=== Data to process ===
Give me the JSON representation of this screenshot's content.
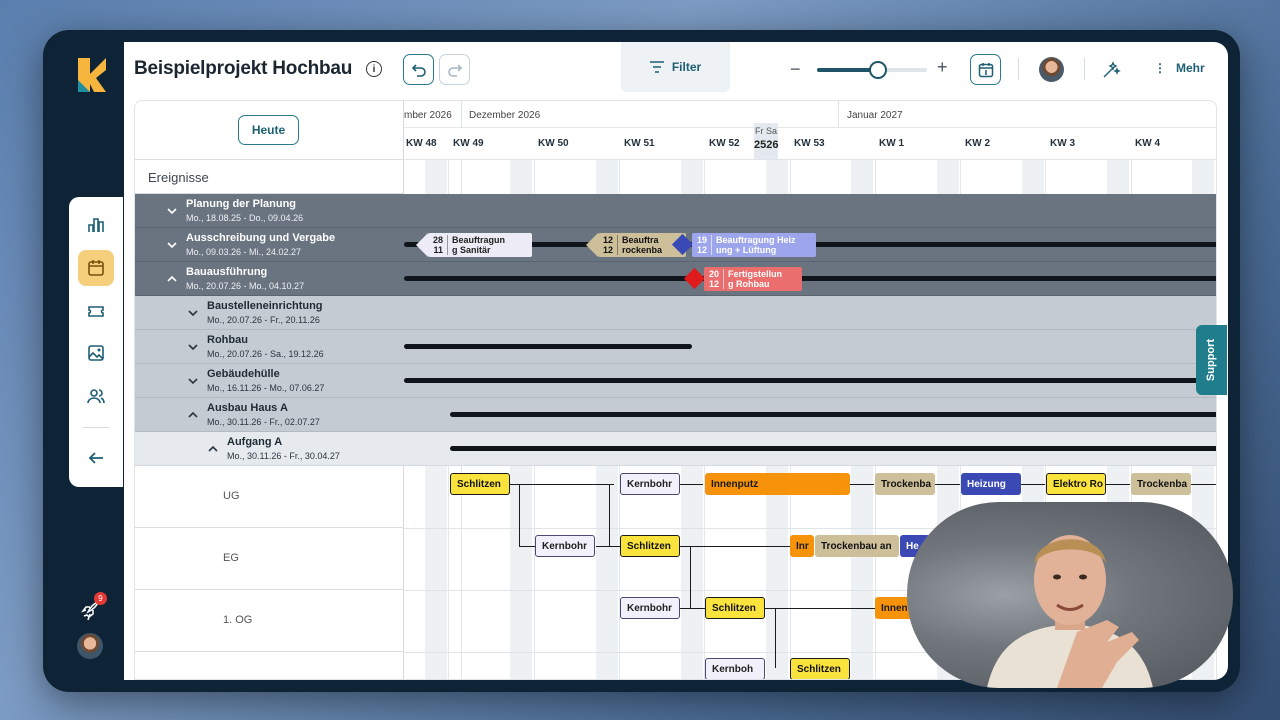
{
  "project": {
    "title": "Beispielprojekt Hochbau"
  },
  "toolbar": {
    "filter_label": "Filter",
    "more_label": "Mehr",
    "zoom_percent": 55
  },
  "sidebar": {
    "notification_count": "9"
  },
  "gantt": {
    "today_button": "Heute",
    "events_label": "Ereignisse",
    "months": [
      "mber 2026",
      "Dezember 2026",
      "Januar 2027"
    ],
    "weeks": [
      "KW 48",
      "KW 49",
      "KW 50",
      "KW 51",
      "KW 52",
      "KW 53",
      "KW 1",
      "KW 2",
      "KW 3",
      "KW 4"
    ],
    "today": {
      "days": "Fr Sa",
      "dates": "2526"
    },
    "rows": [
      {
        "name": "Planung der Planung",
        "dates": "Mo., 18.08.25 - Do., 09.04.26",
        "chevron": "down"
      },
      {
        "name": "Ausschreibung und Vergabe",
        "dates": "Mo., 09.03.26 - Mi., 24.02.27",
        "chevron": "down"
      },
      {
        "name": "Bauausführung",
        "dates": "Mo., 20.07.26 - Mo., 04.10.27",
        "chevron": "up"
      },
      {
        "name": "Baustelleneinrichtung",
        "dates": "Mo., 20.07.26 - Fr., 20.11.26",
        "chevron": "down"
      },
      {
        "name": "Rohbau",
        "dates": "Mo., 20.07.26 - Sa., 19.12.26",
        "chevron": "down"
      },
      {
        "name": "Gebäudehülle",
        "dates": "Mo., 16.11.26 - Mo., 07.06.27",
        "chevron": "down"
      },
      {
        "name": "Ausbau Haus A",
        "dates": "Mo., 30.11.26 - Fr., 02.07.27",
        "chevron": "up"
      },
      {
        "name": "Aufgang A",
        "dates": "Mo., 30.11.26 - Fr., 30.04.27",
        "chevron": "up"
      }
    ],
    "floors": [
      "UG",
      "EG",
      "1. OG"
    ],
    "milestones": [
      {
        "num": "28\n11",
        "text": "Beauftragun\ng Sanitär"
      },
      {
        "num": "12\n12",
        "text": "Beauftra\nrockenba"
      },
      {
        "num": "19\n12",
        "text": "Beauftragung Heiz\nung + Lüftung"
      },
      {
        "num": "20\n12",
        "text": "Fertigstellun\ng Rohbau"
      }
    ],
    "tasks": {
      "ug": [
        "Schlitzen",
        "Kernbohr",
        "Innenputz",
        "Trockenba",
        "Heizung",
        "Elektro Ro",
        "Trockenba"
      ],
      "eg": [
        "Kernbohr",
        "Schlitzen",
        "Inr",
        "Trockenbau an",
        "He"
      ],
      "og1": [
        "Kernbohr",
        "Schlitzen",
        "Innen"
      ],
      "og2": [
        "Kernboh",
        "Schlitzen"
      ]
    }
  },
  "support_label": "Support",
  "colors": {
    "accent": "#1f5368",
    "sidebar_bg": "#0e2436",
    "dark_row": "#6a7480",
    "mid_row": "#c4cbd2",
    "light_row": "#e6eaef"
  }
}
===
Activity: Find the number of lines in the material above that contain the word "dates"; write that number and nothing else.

Result: 9